# BRIEF:
From the entries that follow, copy each line in which "class" appears.

# INFORMATION PROVIDED:

- - -

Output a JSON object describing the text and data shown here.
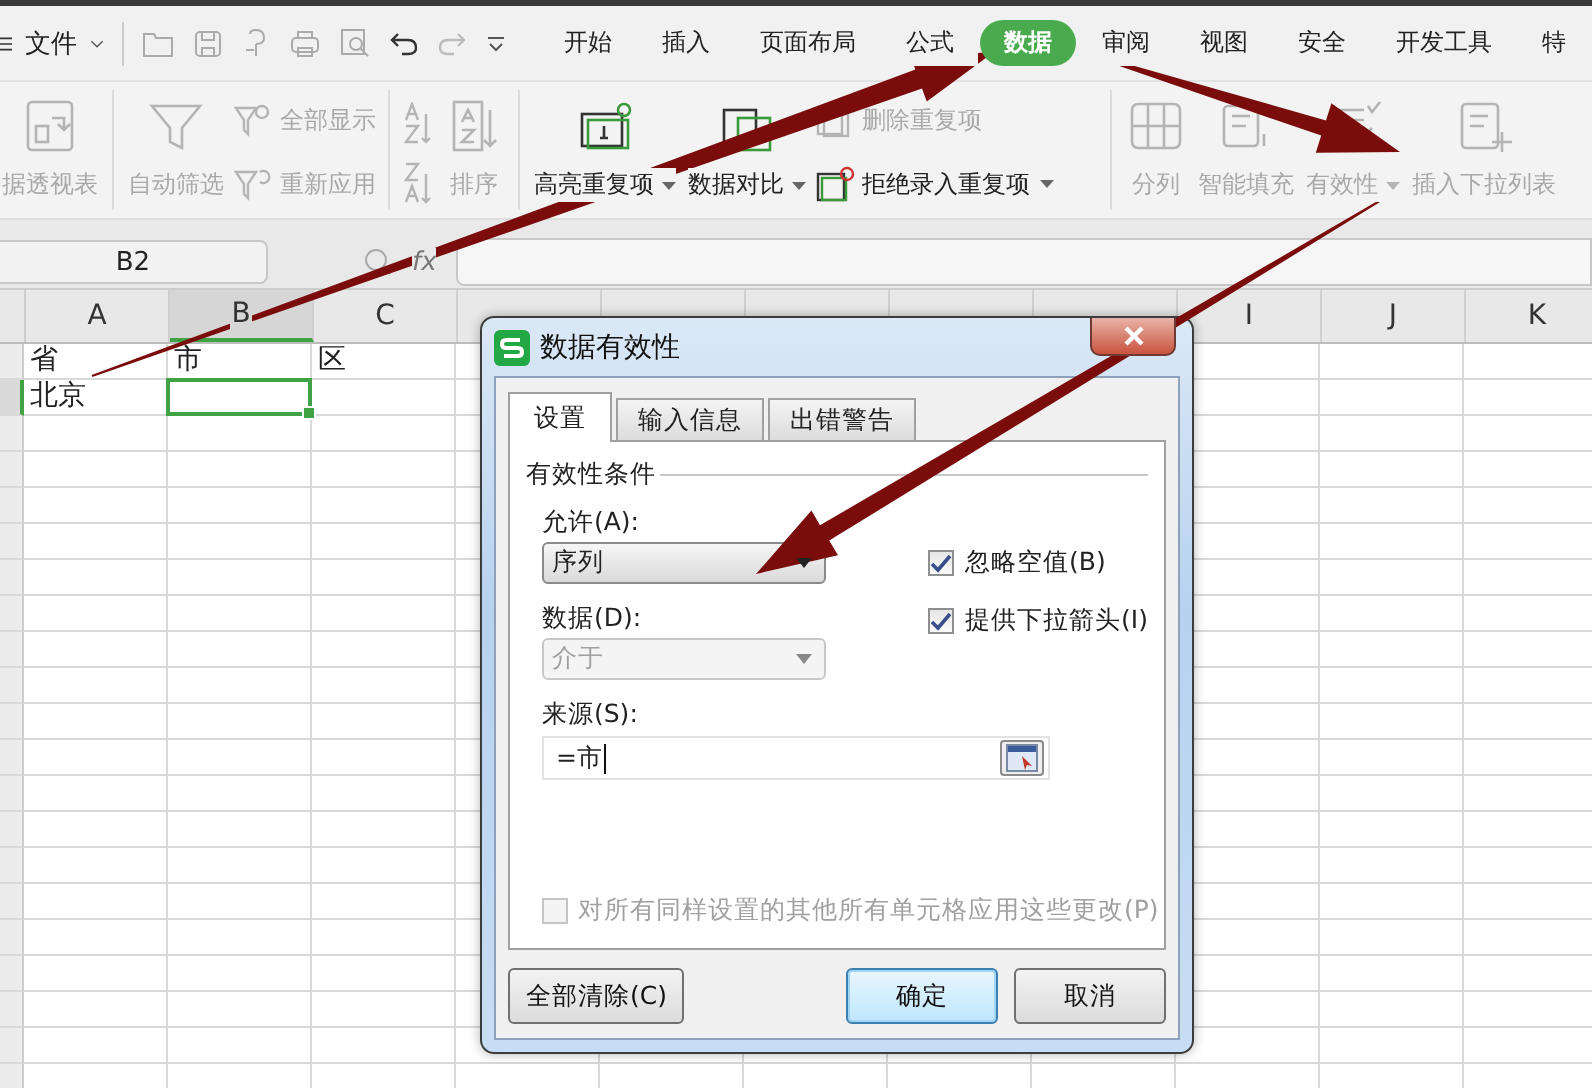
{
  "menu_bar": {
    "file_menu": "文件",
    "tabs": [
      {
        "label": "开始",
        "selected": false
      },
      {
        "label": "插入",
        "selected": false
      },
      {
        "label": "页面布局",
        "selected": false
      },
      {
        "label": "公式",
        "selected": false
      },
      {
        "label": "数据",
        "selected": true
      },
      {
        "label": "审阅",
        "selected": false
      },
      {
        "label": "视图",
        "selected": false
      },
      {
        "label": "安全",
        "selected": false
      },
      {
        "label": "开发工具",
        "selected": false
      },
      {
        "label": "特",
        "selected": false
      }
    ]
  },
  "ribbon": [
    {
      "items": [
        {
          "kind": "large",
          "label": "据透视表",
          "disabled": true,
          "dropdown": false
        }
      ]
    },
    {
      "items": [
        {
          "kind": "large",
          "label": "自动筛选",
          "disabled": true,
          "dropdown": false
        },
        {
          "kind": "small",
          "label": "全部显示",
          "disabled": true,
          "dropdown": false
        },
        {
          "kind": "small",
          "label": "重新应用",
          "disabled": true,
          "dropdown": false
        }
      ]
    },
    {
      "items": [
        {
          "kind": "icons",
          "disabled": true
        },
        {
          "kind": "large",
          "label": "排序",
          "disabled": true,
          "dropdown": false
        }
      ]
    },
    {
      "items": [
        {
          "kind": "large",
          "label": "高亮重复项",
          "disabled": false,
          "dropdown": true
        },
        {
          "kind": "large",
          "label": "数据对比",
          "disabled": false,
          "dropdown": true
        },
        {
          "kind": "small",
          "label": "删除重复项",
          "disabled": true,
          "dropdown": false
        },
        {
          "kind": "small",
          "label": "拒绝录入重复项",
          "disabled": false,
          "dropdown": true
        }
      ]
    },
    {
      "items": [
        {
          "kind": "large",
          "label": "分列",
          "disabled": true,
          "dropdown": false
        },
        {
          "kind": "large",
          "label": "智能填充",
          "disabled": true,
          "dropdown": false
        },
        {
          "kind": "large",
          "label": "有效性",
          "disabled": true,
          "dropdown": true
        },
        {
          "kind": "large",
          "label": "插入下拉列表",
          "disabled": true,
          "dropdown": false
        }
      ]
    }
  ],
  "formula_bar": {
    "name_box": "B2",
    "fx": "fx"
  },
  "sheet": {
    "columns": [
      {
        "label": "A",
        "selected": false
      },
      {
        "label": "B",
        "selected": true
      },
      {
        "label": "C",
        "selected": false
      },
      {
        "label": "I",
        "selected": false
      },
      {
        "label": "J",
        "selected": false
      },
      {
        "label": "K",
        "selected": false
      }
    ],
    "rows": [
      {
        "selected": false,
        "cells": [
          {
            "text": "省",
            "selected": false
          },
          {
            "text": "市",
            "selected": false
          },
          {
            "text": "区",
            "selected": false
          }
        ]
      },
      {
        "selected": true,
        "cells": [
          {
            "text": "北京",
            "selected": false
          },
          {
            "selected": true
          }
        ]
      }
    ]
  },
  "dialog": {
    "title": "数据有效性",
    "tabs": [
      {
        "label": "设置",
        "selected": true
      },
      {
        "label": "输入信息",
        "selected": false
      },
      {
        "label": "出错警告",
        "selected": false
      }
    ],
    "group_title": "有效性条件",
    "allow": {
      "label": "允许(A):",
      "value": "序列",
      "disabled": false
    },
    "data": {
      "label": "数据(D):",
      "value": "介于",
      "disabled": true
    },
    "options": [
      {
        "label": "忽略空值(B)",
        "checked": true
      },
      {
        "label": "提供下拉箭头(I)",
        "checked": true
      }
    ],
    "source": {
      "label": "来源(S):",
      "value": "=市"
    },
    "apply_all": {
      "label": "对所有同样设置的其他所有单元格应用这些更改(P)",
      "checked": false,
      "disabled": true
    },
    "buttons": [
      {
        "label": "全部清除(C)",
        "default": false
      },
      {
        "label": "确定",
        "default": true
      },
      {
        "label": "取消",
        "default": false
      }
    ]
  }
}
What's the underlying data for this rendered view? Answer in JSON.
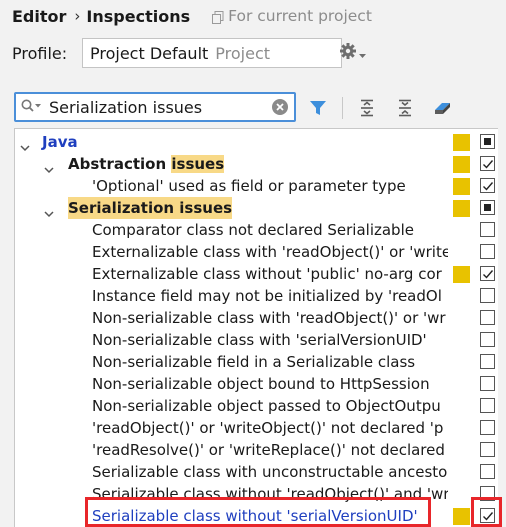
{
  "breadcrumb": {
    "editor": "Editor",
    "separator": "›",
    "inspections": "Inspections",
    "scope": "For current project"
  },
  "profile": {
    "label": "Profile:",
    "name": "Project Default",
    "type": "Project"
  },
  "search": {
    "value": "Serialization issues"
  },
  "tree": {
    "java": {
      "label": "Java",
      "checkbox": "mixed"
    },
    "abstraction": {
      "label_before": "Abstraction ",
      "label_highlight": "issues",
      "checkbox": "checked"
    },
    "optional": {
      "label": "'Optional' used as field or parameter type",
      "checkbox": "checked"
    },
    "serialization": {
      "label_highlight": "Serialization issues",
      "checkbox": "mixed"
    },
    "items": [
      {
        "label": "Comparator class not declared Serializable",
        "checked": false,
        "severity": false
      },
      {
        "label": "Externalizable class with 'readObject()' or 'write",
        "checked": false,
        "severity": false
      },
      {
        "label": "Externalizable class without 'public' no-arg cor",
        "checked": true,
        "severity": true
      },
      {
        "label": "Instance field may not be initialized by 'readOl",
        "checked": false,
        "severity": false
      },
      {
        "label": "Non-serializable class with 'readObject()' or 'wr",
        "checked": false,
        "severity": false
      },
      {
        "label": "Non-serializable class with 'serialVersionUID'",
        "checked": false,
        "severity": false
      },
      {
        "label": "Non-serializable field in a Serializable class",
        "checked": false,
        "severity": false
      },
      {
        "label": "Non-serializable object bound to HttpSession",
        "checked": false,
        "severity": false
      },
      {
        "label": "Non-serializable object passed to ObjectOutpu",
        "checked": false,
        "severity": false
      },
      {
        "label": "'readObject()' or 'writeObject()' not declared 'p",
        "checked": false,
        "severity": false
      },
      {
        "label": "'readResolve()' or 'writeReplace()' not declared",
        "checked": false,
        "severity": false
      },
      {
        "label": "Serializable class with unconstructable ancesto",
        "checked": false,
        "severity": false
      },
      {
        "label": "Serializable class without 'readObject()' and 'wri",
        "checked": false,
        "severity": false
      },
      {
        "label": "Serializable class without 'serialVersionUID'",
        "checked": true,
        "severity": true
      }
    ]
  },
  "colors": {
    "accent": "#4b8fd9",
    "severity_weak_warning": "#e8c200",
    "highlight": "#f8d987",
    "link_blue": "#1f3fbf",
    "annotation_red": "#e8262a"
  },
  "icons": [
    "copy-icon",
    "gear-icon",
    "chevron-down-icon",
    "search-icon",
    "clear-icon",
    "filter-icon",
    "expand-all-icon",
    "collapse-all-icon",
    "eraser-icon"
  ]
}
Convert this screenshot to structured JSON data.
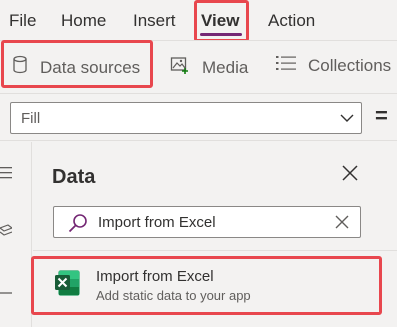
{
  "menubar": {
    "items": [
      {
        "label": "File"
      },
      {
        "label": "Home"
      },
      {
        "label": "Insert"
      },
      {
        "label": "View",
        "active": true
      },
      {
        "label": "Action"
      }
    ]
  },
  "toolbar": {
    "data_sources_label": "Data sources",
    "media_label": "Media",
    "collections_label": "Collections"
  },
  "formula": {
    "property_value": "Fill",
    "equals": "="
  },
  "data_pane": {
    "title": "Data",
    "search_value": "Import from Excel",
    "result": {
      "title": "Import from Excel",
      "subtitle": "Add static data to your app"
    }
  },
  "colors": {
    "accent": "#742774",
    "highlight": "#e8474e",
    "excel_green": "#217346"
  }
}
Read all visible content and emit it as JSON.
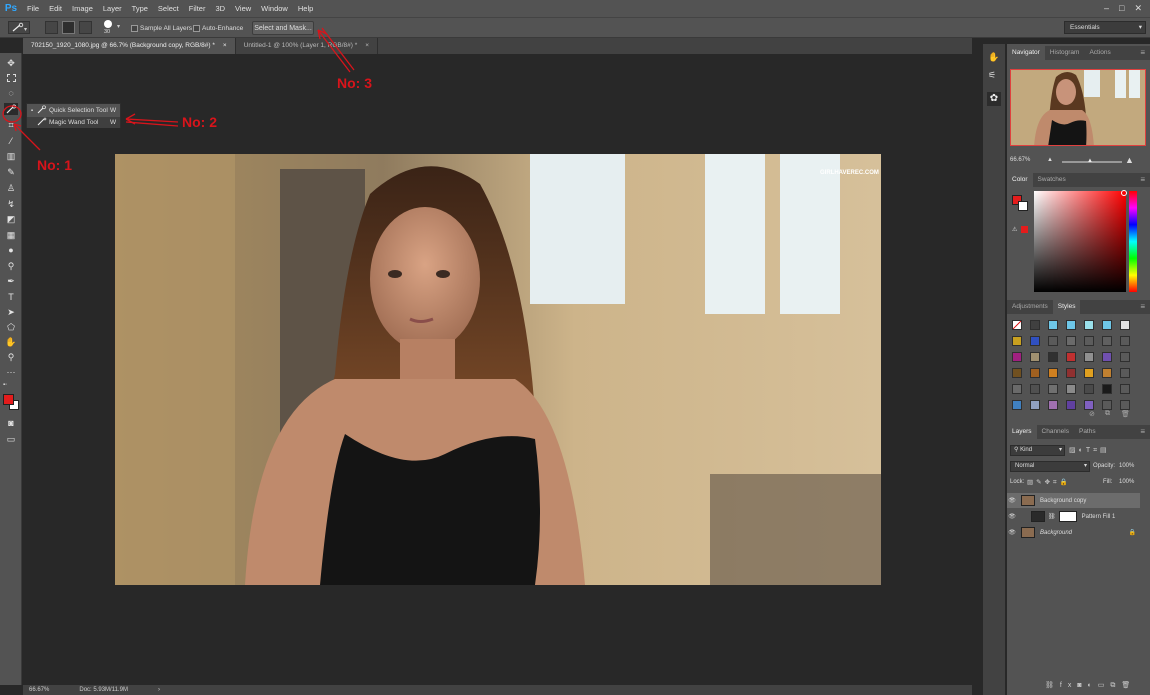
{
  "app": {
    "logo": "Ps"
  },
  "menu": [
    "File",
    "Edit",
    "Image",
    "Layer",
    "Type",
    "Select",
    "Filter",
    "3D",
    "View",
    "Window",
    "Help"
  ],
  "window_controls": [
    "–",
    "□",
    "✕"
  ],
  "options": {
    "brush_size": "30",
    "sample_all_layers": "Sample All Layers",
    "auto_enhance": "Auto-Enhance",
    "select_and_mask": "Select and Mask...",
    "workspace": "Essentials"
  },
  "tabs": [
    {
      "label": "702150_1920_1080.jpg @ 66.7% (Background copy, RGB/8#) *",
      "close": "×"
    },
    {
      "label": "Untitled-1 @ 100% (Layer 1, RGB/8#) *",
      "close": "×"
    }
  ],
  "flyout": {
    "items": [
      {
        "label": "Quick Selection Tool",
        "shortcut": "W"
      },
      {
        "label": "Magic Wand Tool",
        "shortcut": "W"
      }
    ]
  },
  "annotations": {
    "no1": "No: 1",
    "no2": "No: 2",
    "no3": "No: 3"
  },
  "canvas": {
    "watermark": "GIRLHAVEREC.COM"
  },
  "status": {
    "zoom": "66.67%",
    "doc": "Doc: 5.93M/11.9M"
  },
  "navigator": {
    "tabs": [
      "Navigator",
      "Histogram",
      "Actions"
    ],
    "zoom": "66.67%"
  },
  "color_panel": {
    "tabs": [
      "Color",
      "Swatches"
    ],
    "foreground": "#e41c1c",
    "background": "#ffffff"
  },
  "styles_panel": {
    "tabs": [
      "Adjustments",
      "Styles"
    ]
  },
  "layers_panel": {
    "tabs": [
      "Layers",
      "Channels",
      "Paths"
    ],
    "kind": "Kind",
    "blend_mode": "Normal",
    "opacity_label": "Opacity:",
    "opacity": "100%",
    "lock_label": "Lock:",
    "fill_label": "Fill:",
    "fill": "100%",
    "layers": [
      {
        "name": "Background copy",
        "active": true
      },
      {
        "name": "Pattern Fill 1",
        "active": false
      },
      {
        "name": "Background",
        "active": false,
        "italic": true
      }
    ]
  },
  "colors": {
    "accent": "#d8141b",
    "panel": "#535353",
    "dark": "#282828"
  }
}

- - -

# RESULT FOR THIS EXERCISE:
        "label": "Comparator class not declared Serializable",
        "label": "Externalizable class with 'readObject()' or 'write",
        "label": "Externalizable class without 'public' no-arg cor",
        "label": "Non-serializable class with 'readObject()' or 'wr",
        "label": "Non-serializable class with 'serialVersionUID'",
        "label": "Non-serializable field in a Serializable class",
        "label": "Serializable class with unconstructable ancesto",
        "label": "Serializable class without 'readObject()' and 'wri",
        "label": "Serializable class without 'serialVersionUID'",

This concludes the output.